A team came to transfer you. They put you in a little isolette on a big gurney and put wires and monitors all over you. Your face was covered by a CPAP tube and you looked so very little and small and helpless there. They wheeled you out and put you in an ambulance and took you away to the NICU.

Your daddy and I felt so scared for you. You were covered in so many tubes you looked like spaghetti. The machines you were hooked up to were beeping and wheezing and there you were in the middle of it all with your little chest heaving up and down so fast. So very fast. And again, we had to simply trust you to the kind and loving hands of Jesus. He had created your lungs, only He could make them function right.

Jesus helped you progress quickly. After 24 hours they took you off the big CPAP tube and we could see your little face so much better. The next day you were able to get off the IV.

You hated the wires and the tubes on your face and kept tugging at them. You would get mad and your little face would scrunch up when you couldn't pull them off. Finally you succeeded in ripping out your feeding tube right out of your nose.

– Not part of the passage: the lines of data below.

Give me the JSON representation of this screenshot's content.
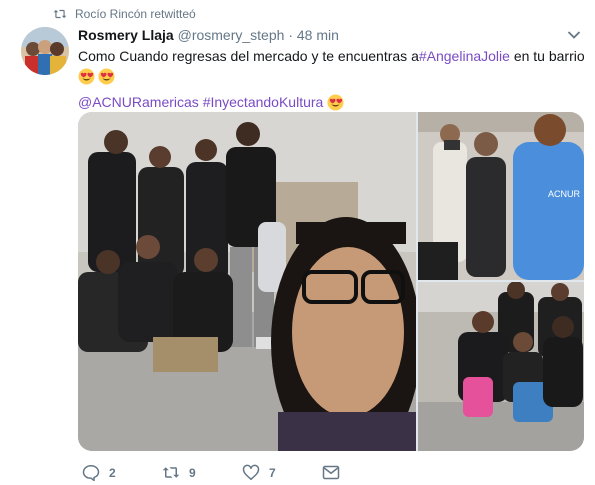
{
  "retweet_context": {
    "text": "Rocío Rincón retwitteó"
  },
  "author": {
    "name": "Rosmery Llaja",
    "handle": "@rosmery_steph",
    "separator": "·",
    "time": "48 min"
  },
  "tweet": {
    "line1_before": "Como Cuando regresas del mercado y te encuentras a ",
    "line1_hashtag": "#AngelinaJolie",
    "line1_after": " en tu barrio",
    "mention": "@ACNURamericas",
    "hashtag2": "#InyectandoKultura",
    "emoji_name": "heart-eyes-face"
  },
  "media": {
    "photos": [
      {
        "name": "selfie-with-group"
      },
      {
        "name": "acnur-vest-photographers"
      },
      {
        "name": "group-crouching-photo"
      }
    ]
  },
  "actions": {
    "reply_count": "2",
    "retweet_count": "9",
    "like_count": "7"
  },
  "colors": {
    "link": "#794bc4",
    "secondary": "#657786",
    "text": "#14171a"
  }
}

Lucky for you, they decided to see how you did without it, and you figured out how to eat on your own just fine. 

After five days the doctors said you were strong enough to come home, and we were so happy when we got to take all the wires off and put you in your little car seat for the first time and bring you home.

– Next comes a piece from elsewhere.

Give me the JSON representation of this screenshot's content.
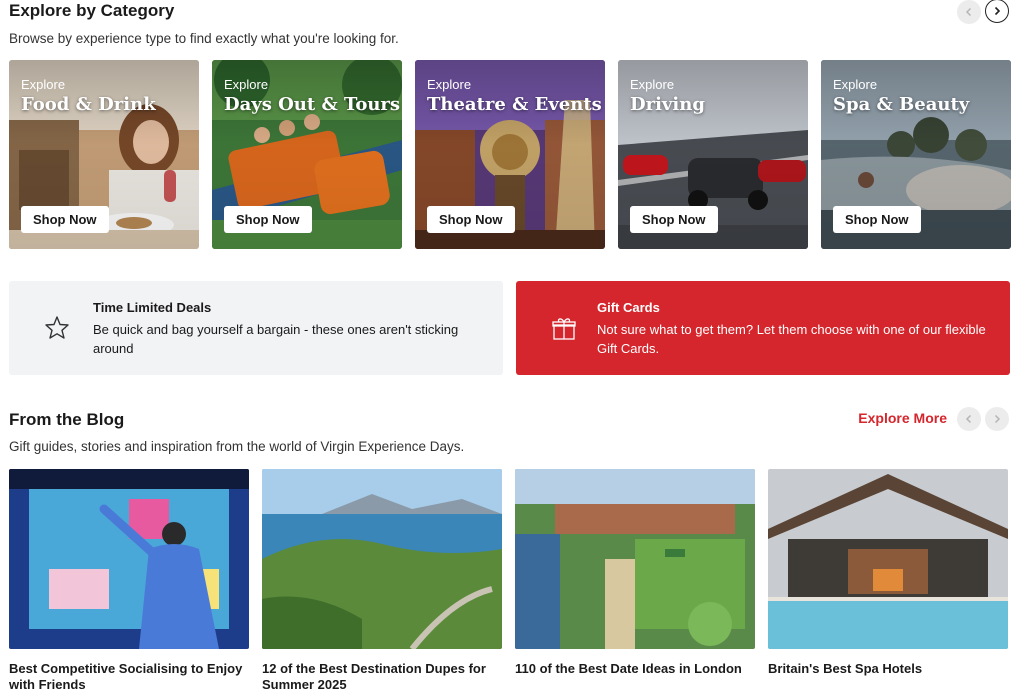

And now you're strong and healthy and cracking your first little smiles and cooing at us and it's so easy to forget that it all happened. But I never want to forget. I want to always remember the sacredness of those dark nights when I gave you up to Someone who loves you more than I ever could. I never want to forget that you're His and not mine, and that I'm just a caretaker to train you and lead you to your true Father.

I'm not going to be a perfect mama, Caleb. I'm going to misunderstand and make promises I can't keep, and miss opportunities and be inconsistent sometimes.. but I'm going to do my best to love you. You are the best gift I've ever been given and I treasure you.

You are beginning a life that isn't going to be easy. You're going to get scraped knees and bruises. You're going to get bug bites and cat scratches. You will face peer pressure and bullies and mean girls who will treat you bad because they secretly like you and then as you get older they may hurt your heart with a pain far worse than any skinned knee. You will suffer being falsely accused and misunderstood. You will struggle because life on this earth is a struggle. But in those moments of struggle, I want you to know that you have a friend Who is carrying you and helping you. He understands when no one else on earth does. He will give you strength and power. You will soar on eagles wings when you are surrendered to Him. He'll be there for you.

I know, because He's been carrying you from before you were even born.


  1. Beautiful Beth. Just, beautiful.

  2. Breathtaking! What an amazing gift for Caleb!!

  3. This IS beautiful indeed, Beth, because it's your story. Yours and Caleb's. I'm sorry for all you had to go through but like you said, it was worth it for him! And God showed Himself faithful, as He always does.

  4. Wow! What an awesome story, Beth! Caleb is truly a gift from God. I'm so glad everything turned out okay.

  5. This is beautiful, and so is Caleb.

  6. WOW. I'm doing all I can to not burst into tears at my job right now. This was so gorgeous, & it gave me chills. I miss you. I can't wait to meet little Caleb.